At about 11 p.m. that evening Thida, HS1ASC, in Bangkok contacted HS1WFK on 144.100 to say taht she was trying to find volunteers on VHF who could help by gathering information in order to help support channels such as HF and Echolink. She said she had also coordinated with Winit, HS1CKC, to set up the RAST club station HS0AC at the Asian Institute of Technology just north of Bangkok to handle any HF traffic on 14.155 +/- 10, which he did in the next day.
Meanwhile, the HS1WFK-L Echolink node, mainly manned by Al and Phat, continued with updates of news and reports as over the previous days until almost midnight, after which HS1WFK-L was left to conduct traffic automatically all night.
On New Year's Eve, the sixth day following the disaster, Echolink announcements and news updates resumed at about 8 a.m. as it had over the previous days following the disaster.
With help and coordination from Thai TV Channel 9, an announcement for volunteers to search for foreign tourists in each of the devastated areas was broadcast.

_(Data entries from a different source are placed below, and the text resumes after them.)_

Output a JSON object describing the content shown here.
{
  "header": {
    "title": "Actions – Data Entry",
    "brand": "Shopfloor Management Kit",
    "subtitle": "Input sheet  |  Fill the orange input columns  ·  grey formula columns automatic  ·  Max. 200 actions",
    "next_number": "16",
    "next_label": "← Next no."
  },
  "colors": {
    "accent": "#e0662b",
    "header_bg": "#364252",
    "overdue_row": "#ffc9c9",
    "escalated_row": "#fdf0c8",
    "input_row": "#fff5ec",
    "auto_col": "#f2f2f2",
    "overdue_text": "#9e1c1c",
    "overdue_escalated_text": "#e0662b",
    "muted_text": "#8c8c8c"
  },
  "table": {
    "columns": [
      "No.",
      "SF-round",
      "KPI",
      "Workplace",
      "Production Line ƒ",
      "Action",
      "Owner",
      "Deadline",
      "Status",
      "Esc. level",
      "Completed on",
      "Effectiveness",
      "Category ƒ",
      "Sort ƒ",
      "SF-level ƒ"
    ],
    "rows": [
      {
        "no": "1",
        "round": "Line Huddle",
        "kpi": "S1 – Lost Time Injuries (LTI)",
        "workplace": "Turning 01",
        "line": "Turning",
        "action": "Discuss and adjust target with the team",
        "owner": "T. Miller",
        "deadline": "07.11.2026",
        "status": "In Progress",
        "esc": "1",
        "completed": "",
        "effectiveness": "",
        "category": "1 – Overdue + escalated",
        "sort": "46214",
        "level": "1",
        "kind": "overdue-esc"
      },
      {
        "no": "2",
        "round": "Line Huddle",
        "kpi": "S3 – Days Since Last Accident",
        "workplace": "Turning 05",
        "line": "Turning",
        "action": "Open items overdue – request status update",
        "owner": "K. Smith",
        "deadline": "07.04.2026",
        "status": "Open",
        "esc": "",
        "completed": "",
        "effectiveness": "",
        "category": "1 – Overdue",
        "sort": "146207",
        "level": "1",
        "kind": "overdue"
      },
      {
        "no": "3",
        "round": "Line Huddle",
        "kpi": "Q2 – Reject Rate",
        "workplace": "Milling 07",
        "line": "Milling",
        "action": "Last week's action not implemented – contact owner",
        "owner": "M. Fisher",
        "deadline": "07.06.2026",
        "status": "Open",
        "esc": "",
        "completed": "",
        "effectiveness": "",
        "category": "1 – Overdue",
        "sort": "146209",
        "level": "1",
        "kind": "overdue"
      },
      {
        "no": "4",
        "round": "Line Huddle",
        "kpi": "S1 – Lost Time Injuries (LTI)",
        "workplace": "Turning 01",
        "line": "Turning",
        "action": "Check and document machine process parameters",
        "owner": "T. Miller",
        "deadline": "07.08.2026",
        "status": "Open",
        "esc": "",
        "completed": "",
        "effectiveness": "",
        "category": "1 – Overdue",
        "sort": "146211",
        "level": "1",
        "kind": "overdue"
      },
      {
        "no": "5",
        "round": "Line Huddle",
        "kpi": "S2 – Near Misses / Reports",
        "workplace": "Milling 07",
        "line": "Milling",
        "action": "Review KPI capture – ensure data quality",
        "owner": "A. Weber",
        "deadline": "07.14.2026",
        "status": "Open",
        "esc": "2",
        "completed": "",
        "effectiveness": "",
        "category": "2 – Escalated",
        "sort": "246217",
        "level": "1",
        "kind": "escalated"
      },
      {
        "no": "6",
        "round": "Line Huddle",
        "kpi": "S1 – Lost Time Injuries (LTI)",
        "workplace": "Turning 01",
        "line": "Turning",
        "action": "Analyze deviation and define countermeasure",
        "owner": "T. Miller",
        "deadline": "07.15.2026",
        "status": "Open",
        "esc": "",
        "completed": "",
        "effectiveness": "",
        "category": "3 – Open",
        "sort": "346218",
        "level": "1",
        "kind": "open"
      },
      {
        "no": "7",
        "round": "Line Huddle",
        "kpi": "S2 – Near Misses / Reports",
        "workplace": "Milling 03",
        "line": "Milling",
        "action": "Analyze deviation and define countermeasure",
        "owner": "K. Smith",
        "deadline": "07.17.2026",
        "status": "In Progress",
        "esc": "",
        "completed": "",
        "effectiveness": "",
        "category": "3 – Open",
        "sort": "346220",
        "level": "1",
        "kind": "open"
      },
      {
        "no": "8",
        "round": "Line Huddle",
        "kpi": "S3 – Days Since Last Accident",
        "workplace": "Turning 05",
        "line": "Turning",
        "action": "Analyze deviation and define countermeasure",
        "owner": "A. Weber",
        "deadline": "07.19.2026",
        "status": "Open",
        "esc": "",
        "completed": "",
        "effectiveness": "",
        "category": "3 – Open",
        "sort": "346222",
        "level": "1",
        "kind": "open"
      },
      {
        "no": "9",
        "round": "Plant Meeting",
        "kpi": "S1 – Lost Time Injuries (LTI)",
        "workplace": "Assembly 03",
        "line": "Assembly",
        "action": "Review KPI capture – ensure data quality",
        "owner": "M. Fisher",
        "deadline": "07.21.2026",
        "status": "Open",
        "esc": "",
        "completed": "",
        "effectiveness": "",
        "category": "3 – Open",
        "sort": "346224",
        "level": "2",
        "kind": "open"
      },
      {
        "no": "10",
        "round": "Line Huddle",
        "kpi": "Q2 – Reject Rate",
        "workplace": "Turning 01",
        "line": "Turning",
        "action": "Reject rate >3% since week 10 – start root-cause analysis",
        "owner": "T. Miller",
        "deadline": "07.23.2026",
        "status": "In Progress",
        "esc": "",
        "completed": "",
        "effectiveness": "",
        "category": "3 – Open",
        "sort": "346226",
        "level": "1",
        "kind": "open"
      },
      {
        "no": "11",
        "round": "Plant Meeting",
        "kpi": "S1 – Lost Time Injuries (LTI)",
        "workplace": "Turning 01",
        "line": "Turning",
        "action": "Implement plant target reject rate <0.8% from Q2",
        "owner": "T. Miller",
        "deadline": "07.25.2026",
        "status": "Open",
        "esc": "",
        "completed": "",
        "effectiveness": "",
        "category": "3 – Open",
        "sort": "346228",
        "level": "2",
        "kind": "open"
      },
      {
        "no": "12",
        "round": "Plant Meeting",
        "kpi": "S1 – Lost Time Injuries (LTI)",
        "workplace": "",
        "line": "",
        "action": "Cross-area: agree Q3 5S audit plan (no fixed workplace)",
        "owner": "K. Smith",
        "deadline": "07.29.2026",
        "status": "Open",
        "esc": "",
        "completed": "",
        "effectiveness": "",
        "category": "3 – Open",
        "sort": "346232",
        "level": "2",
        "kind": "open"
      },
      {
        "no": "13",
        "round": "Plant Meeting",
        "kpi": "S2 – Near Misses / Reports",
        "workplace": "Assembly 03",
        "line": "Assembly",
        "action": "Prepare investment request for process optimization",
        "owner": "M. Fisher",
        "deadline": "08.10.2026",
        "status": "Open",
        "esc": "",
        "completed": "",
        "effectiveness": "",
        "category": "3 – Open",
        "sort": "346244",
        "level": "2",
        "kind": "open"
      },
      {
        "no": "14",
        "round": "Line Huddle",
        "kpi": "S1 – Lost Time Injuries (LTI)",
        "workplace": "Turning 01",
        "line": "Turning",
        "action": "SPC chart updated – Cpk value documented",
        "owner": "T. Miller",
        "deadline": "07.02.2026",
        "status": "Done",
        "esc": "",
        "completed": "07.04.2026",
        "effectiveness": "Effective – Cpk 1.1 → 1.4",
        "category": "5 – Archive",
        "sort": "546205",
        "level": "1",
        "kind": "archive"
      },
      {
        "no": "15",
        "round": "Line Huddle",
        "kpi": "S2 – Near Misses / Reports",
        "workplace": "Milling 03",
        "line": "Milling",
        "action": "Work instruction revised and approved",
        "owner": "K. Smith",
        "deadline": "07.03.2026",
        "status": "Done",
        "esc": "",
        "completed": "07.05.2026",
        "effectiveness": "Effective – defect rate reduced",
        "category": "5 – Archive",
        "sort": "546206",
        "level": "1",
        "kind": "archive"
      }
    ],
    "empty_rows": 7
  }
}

The information received by email in return was then forwarded to the emergency centres that had connected to HS1WFK-L in order that it could be forwarded to the destination countries.
At about 10 a.m. HS1TKD reported back the findings after making a diving survey from the Similan group of islands over HF radio on 7.070 MHz and this was relayed crossband to 144.100 that. Contacts were also made this way with several VHF stations, including HS0ULA, HS1BSK and HS1YWI. (The initial and final report can be found at this website.
Damri, HS1HBJ, then made another flight in the morning to survey Koh Pii Pii for about an hour, before returning directly to Bangkok in the Afternoon.
Phat said that HS1WFK-L had also requested confirmation from connected conferences and links to identify themselves as official which received the following emails by return.
HS1WFK-L continued to give updated news reprots and announcements until almost midnight, as had been the case throughout the week, and was left active overnight.
On New Year's Day, the last day of emergency traffic handling, operations resumed at 8 a.m. although Phat recalls that there was not much information to report because most of the normal communications had been restored in the area, while news updates and announcements were also available from the worldwide TV networks.
In the light off this, at 7.30 p.m. (12.30 UTC) Phat announced that HS1WFK-L would disconnect and return to conducting normal traffic. After this Phat wrote by email to thank K1RFD, the person who had created Echolink and who had allowed amateur radio operators to use the program free of charge.
K1RFD replied with the following short email in acknowledgement:
The core team who pitched in at HS1WFK-L, on the ground, in the air and on diving surveys:
E20NXT ``Al'' Mr. Alongkorn Porapukkham
HS1WFK ``Phat'' Mr.Phatandit Kulphaichitra
HS1WFK-L Bangkok Thailand
HS1KBG ``Vit'' Mr.Taveevit S. Tanarak''
HS1HBJ ``Damri'' Mr. Damri Namphaya
HS1TKD ``Ko'' Mr. Ratthanachi Ratanasevi
Phat also thanks the following Thai hams for support with information:
"And other friends on VHF in Bangkok"
This is just part of the story of how many Thai hams played key roles in helping out following the disaster along the southern coastline of Thailand over the past two weeks. We hope to bring you more accounts of how others helped to this web site over the coming days. -- by Phat Kulphaichitra, HS1WFK, and edited by Tony Waltham, HS0ZDX